WORK REQUEST: I'd like the entries repeated exactly, without their pictures.

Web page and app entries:
● ● ● ●

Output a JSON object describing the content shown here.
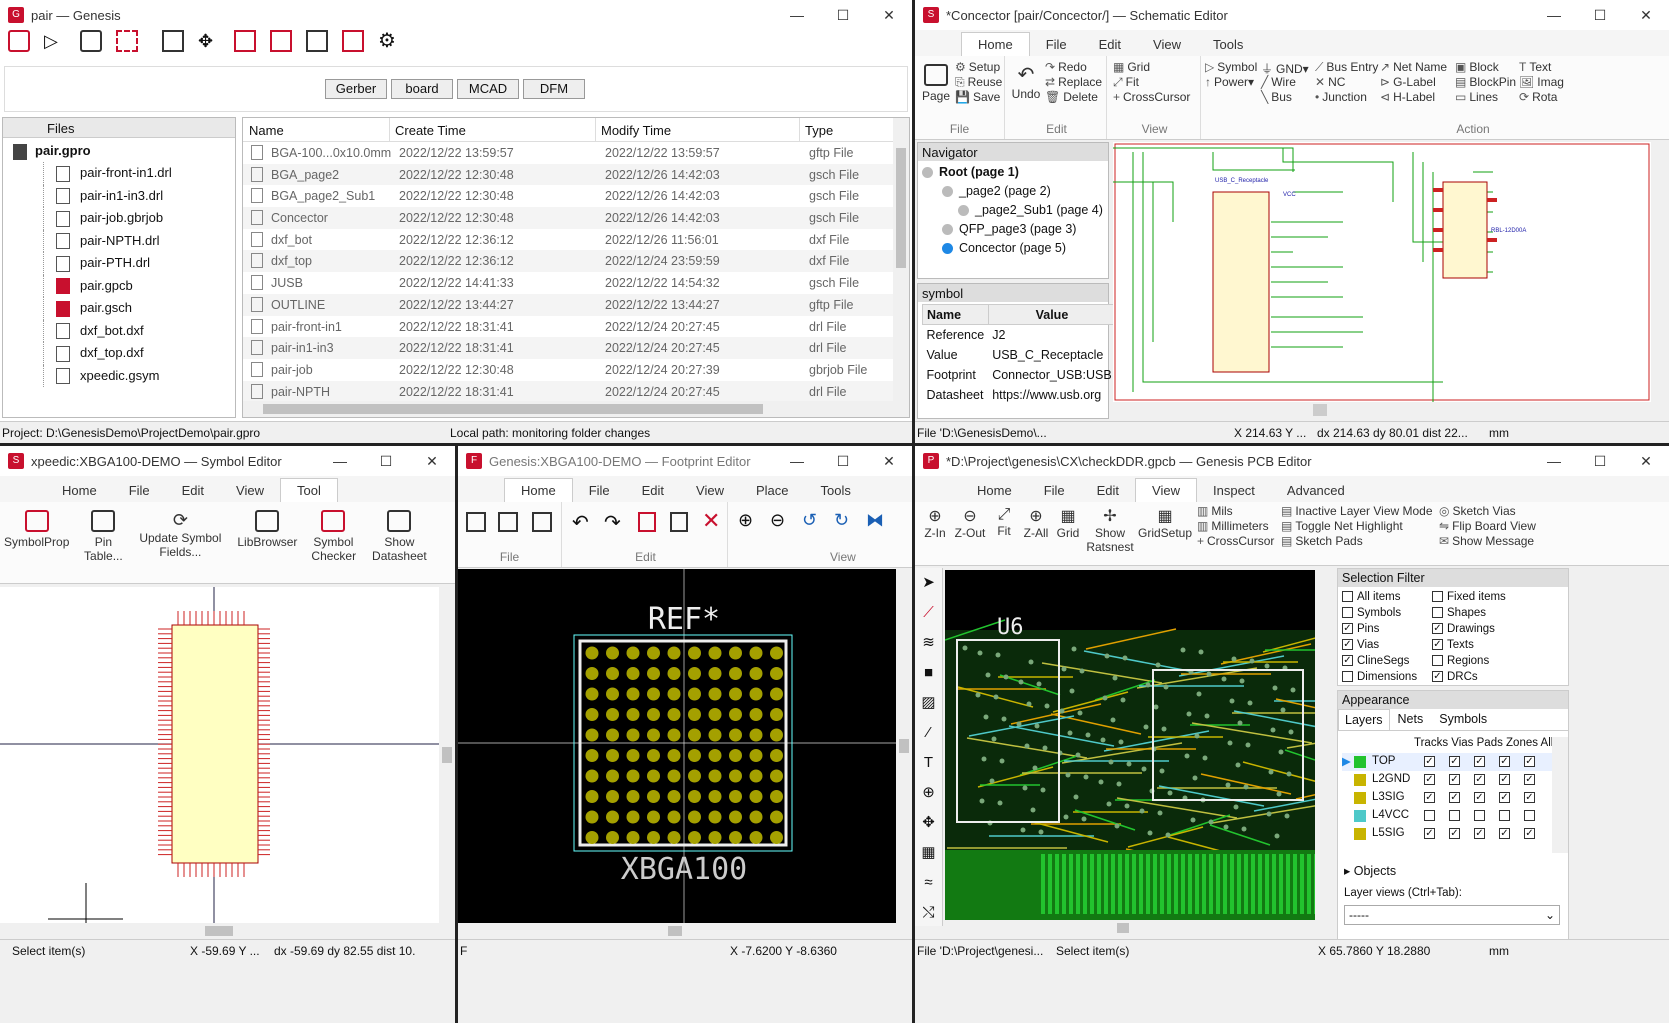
{
  "genesis": {
    "title": "pair — Genesis",
    "tabs": [
      "Gerber",
      "board",
      "MCAD",
      "DFM"
    ],
    "tree_header": "Files",
    "project": "pair.gpro",
    "tree": [
      "pair-front-in1.drl",
      "pair-in1-in3.drl",
      "pair-job.gbrjob",
      "pair-NPTH.drl",
      "pair-PTH.drl",
      "pair.gpcb",
      "pair.gsch",
      "dxf_bot.dxf",
      "dxf_top.dxf",
      "xpeedic.gsym"
    ],
    "cols": [
      "Name",
      "Create Time",
      "Modify Time",
      "Type"
    ],
    "rows": [
      [
        "BGA-100...0x10.0mm",
        "2022/12/22 13:59:57",
        "2022/12/22 13:59:57",
        "gftp File"
      ],
      [
        "BGA_page2",
        "2022/12/22 12:30:48",
        "2022/12/26 14:42:03",
        "gsch File"
      ],
      [
        "BGA_page2_Sub1",
        "2022/12/22 12:30:48",
        "2022/12/26 14:42:03",
        "gsch File"
      ],
      [
        "Concector",
        "2022/12/22 12:30:48",
        "2022/12/26 14:42:03",
        "gsch File"
      ],
      [
        "dxf_bot",
        "2022/12/22 12:36:12",
        "2022/12/26 11:56:01",
        "dxf File"
      ],
      [
        "dxf_top",
        "2022/12/22 12:36:12",
        "2022/12/24 23:59:59",
        "dxf File"
      ],
      [
        "JUSB",
        "2022/12/22 14:41:33",
        "2022/12/22 14:54:32",
        "gsch File"
      ],
      [
        "OUTLINE",
        "2022/12/22 13:44:27",
        "2022/12/22 13:44:27",
        "gftp File"
      ],
      [
        "pair-front-in1",
        "2022/12/22 18:31:41",
        "2022/12/24 20:27:45",
        "drl File"
      ],
      [
        "pair-in1-in3",
        "2022/12/22 18:31:41",
        "2022/12/24 20:27:45",
        "drl File"
      ],
      [
        "pair-job",
        "2022/12/22 12:30:48",
        "2022/12/24 20:27:39",
        "gbrjob File"
      ],
      [
        "pair-NPTH",
        "2022/12/22 18:31:41",
        "2022/12/24 20:27:45",
        "drl File"
      ]
    ],
    "status_project": "Project: D:\\GenesisDemo\\ProjectDemo\\pair.gpro",
    "status_local": "Local path: monitoring folder changes"
  },
  "sch": {
    "title": "*Concector [pair/Concector/] — Schematic Editor",
    "tabs": [
      "Home",
      "File",
      "Edit",
      "View",
      "Tools"
    ],
    "page": "Page",
    "setup": "Setup",
    "reuse": "Reuse",
    "save": "Save",
    "undo": "Undo",
    "redo": "Redo",
    "replace": "Replace",
    "delete": "Delete",
    "grid": "Grid",
    "fit": "Fit",
    "crosscursor": "CrossCursor",
    "symbol": "Symbol",
    "gnd": "GND▾",
    "bus_entry": "Bus Entry",
    "net_name": "Net Name",
    "block": "Block",
    "text": "Text",
    "power": "Power▾",
    "wire": "Wire",
    "nc": "NC",
    "g_label": "G-Label",
    "blockpin": "BlockPin",
    "imag": "Imag",
    "bus": "Bus",
    "junction": "Junction",
    "h_label": "H-Label",
    "lines": "Lines",
    "rota": "Rota",
    "grp_file": "File",
    "grp_edit": "Edit",
    "grp_view": "View",
    "grp_action": "Action",
    "navigator": "Navigator",
    "nav": [
      "Root (page 1)",
      "_page2 (page 2)",
      "_page2_Sub1 (page 4)",
      "QFP_page3 (page 3)",
      "Concector (page 5)"
    ],
    "symbol_hdr": "symbol",
    "prop_cols": [
      "Name",
      "Value"
    ],
    "props": [
      [
        "Reference",
        "J2"
      ],
      [
        "Value",
        "USB_C_Receptacle"
      ],
      [
        "Footprint",
        "Connector_USB:USB"
      ],
      [
        "Datasheet",
        "https://www.usb.org"
      ]
    ],
    "status": {
      "file": "File 'D:\\GenesisDemo\\...",
      "xy": "X 214.63  Y ...",
      "dxy": "dx 214.63  dy 80.01  dist 22...",
      "unit": "mm"
    }
  },
  "symed": {
    "title": "xpeedic:XBGA100-DEMO — Symbol Editor",
    "tabs": [
      "Home",
      "File",
      "Edit",
      "View",
      "Tool"
    ],
    "tools": [
      "SymbolProp",
      "Pin Table...",
      "Update Symbol Fields...",
      "LibBrowser",
      "Symbol Checker",
      "Show Datasheet"
    ],
    "status": {
      "sel": "Select item(s)",
      "xy": "X -59.69  Y ...",
      "dxy": "dx -59.69  dy 82.55  dist 10."
    }
  },
  "fped": {
    "title": "Genesis:XBGA100-DEMO — Footprint Editor",
    "tabs": [
      "Home",
      "File",
      "Edit",
      "View",
      "Place",
      "Tools"
    ],
    "grp_file": "File",
    "grp_edit": "Edit",
    "grp_view": "View",
    "ref": "REF*",
    "val": "XBGA100",
    "status": {
      "f": "F",
      "xy": "X -7.6200  Y -8.6360"
    }
  },
  "pcb": {
    "title": "*D:\\Project\\genesis\\CX\\checkDDR.gpcb — Genesis PCB Editor",
    "tabs": [
      "Home",
      "File",
      "Edit",
      "View",
      "Inspect",
      "Advanced"
    ],
    "zin": "Z-In",
    "zout": "Z-Out",
    "fit": "Fit",
    "zall": "Z-All",
    "grid": "Grid",
    "show": "Show",
    "ratsnest": "Ratsnest",
    "gridsetup": "GridSetup",
    "mils": "Mils",
    "mm": "Millimeters",
    "cc": "CrossCursor",
    "ilvm": "Inactive Layer View Mode",
    "tnh": "Toggle Net Highlight",
    "sp": "Sketch Pads",
    "sv": "Sketch Vias",
    "fbv": "Flip Board View",
    "sm": "Show Message",
    "selfilter": "Selection Filter",
    "filters": [
      [
        "All items",
        false
      ],
      [
        "Fixed items",
        false
      ],
      [
        "Symbols",
        false
      ],
      [
        "Shapes",
        false
      ],
      [
        "Pins",
        true
      ],
      [
        "Drawings",
        true
      ],
      [
        "Vias",
        true
      ],
      [
        "Texts",
        true
      ],
      [
        "ClineSegs",
        true
      ],
      [
        "Regions",
        false
      ],
      [
        "Dimensions",
        false
      ],
      [
        "DRCs",
        true
      ]
    ],
    "appearance": "Appearance",
    "app_tabs": [
      "Layers",
      "Nets",
      "Symbols"
    ],
    "layer_cols": "Tracks Vias Pads Zones All",
    "layers": [
      {
        "name": "TOP",
        "color": "#22c32e"
      },
      {
        "name": "L2GND",
        "color": "#c8b400"
      },
      {
        "name": "L3SIG",
        "color": "#c8b400"
      },
      {
        "name": "L4VCC",
        "color": "#4ec9c9"
      },
      {
        "name": "L5SIG",
        "color": "#c8b400"
      }
    ],
    "objects": "Objects",
    "layer_views": "Layer views (Ctrl+Tab):",
    "lv_value": "-----",
    "u6": "U6",
    "status": {
      "file": "File 'D:\\Project\\genesi...",
      "sel": "Select item(s)",
      "xy": "X 65.7860  Y 18.2880",
      "unit": "mm"
    }
  }
}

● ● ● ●

ANSWER AREA:
Output a JSON object describing the content shown here.
{
  "genesis": {
    "title": "pair — Genesis",
    "tabs": [
      "Gerber",
      "board",
      "MCAD",
      "DFM"
    ],
    "tree_header": "Files",
    "project": "pair.gpro",
    "tree": [
      "pair-front-in1.drl",
      "pair-in1-in3.drl",
      "pair-job.gbrjob",
      "pair-NPTH.drl",
      "pair-PTH.drl",
      "pair.gpcb",
      "pair.gsch",
      "dxf_bot.dxf",
      "dxf_top.dxf",
      "xpeedic.gsym"
    ],
    "cols": [
      "Name",
      "Create Time",
      "Modify Time",
      "Type"
    ],
    "rows": [
      [
        "BGA-100...0x10.0mm",
        "2022/12/22 13:59:57",
        "2022/12/22 13:59:57",
        "gftp File"
      ],
      [
        "BGA_page2",
        "2022/12/22 12:30:48",
        "2022/12/26 14:42:03",
        "gsch File"
      ],
      [
        "BGA_page2_Sub1",
        "2022/12/22 12:30:48",
        "2022/12/26 14:42:03",
        "gsch File"
      ],
      [
        "Concector",
        "2022/12/22 12:30:48",
        "2022/12/26 14:42:03",
        "gsch File"
      ],
      [
        "dxf_bot",
        "2022/12/22 12:36:12",
        "2022/12/26 11:56:01",
        "dxf File"
      ],
      [
        "dxf_top",
        "2022/12/22 12:36:12",
        "2022/12/24 23:59:59",
        "dxf File"
      ],
      [
        "JUSB",
        "2022/12/22 14:41:33",
        "2022/12/22 14:54:32",
        "gsch File"
      ],
      [
        "OUTLINE",
        "2022/12/22 13:44:27",
        "2022/12/22 13:44:27",
        "gftp File"
      ],
      [
        "pair-front-in1",
        "2022/12/22 18:31:41",
        "2022/12/24 20:27:45",
        "drl File"
      ],
      [
        "pair-in1-in3",
        "2022/12/22 18:31:41",
        "2022/12/24 20:27:45",
        "drl File"
      ],
      [
        "pair-job",
        "2022/12/22 12:30:48",
        "2022/12/24 20:27:39",
        "gbrjob File"
      ],
      [
        "pair-NPTH",
        "2022/12/22 18:31:41",
        "2022/12/24 20:27:45",
        "drl File"
      ]
    ],
    "status_project": "Project: D:\\GenesisDemo\\ProjectDemo\\pair.gpro",
    "status_local": "Local path: monitoring folder changes"
  },
  "sch": {
    "title": "*Concector [pair/Concector/] — Schematic Editor",
    "tabs": [
      "Home",
      "File",
      "Edit",
      "View",
      "Tools"
    ],
    "page": "Page",
    "setup": "Setup",
    "reuse": "Reuse",
    "save": "Save",
    "undo": "Undo",
    "redo": "Redo",
    "replace": "Replace",
    "delete": "Delete",
    "grid": "Grid",
    "fit": "Fit",
    "crosscursor": "CrossCursor",
    "symbol": "Symbol",
    "gnd": "GND▾",
    "bus_entry": "Bus Entry",
    "net_name": "Net Name",
    "block": "Block",
    "text": "Text",
    "power": "Power▾",
    "wire": "Wire",
    "nc": "NC",
    "g_label": "G-Label",
    "blockpin": "BlockPin",
    "imag": "Imag",
    "bus": "Bus",
    "junction": "Junction",
    "h_label": "H-Label",
    "lines": "Lines",
    "rota": "Rota",
    "grp_file": "File",
    "grp_edit": "Edit",
    "grp_view": "View",
    "grp_action": "Action",
    "navigator": "Navigator",
    "nav": [
      "Root (page 1)",
      "_page2 (page 2)",
      "_page2_Sub1 (page 4)",
      "QFP_page3 (page 3)",
      "Concector (page 5)"
    ],
    "symbol_hdr": "symbol",
    "prop_cols": [
      "Name",
      "Value"
    ],
    "props": [
      [
        "Reference",
        "J2"
      ],
      [
        "Value",
        "USB_C_Receptacle"
      ],
      [
        "Footprint",
        "Connector_USB:USB"
      ],
      [
        "Datasheet",
        "https://www.usb.org"
      ]
    ],
    "status": {
      "file": "File 'D:\\GenesisDemo\\...",
      "xy": "X 214.63  Y ...",
      "dxy": "dx 214.63  dy 80.01  dist 22...",
      "unit": "mm"
    }
  },
  "symed": {
    "title": "xpeedic:XBGA100-DEMO — Symbol Editor",
    "tabs": [
      "Home",
      "File",
      "Edit",
      "View",
      "Tool"
    ],
    "tools": [
      "SymbolProp",
      "Pin Table...",
      "Update Symbol Fields...",
      "LibBrowser",
      "Symbol Checker",
      "Show Datasheet"
    ],
    "status": {
      "sel": "Select item(s)",
      "xy": "X -59.69  Y ...",
      "dxy": "dx -59.69  dy 82.55  dist 10."
    }
  },
  "fped": {
    "title": "Genesis:XBGA100-DEMO — Footprint Editor",
    "tabs": [
      "Home",
      "File",
      "Edit",
      "View",
      "Place",
      "Tools"
    ],
    "grp_file": "File",
    "grp_edit": "Edit",
    "grp_view": "View",
    "ref": "REF*",
    "val": "XBGA100",
    "status": {
      "f": "F",
      "xy": "X -7.6200  Y -8.6360"
    }
  },
  "pcb": {
    "title": "*D:\\Project\\genesis\\CX\\checkDDR.gpcb — Genesis PCB Editor",
    "tabs": [
      "Home",
      "File",
      "Edit",
      "View",
      "Inspect",
      "Advanced"
    ],
    "zin": "Z-In",
    "zout": "Z-Out",
    "fit": "Fit",
    "zall": "Z-All",
    "grid": "Grid",
    "show": "Show",
    "ratsnest": "Ratsnest",
    "gridsetup": "GridSetup",
    "mils": "Mils",
    "mm": "Millimeters",
    "cc": "CrossCursor",
    "ilvm": "Inactive Layer View Mode",
    "tnh": "Toggle Net Highlight",
    "sp": "Sketch Pads",
    "sv": "Sketch Vias",
    "fbv": "Flip Board View",
    "sm": "Show Message",
    "selfilter": "Selection Filter",
    "filters": [
      [
        "All items",
        false
      ],
      [
        "Fixed items",
        false
      ],
      [
        "Symbols",
        false
      ],
      [
        "Shapes",
        false
      ],
      [
        "Pins",
        true
      ],
      [
        "Drawings",
        true
      ],
      [
        "Vias",
        true
      ],
      [
        "Texts",
        true
      ],
      [
        "ClineSegs",
        true
      ],
      [
        "Regions",
        false
      ],
      [
        "Dimensions",
        false
      ],
      [
        "DRCs",
        true
      ]
    ],
    "appearance": "Appearance",
    "app_tabs": [
      "Layers",
      "Nets",
      "Symbols"
    ],
    "layer_cols": "Tracks Vias Pads Zones All",
    "layers": [
      {
        "name": "TOP",
        "color": "#22c32e"
      },
      {
        "name": "L2GND",
        "color": "#c8b400"
      },
      {
        "name": "L3SIG",
        "color": "#c8b400"
      },
      {
        "name": "L4VCC",
        "color": "#4ec9c9"
      },
      {
        "name": "L5SIG",
        "color": "#c8b400"
      }
    ],
    "objects": "Objects",
    "layer_views": "Layer views (Ctrl+Tab):",
    "lv_value": "-----",
    "u6": "U6",
    "status": {
      "file": "File 'D:\\Project\\genesi...",
      "sel": "Select item(s)",
      "xy": "X 65.7860  Y 18.2880",
      "unit": "mm"
    }
  }
}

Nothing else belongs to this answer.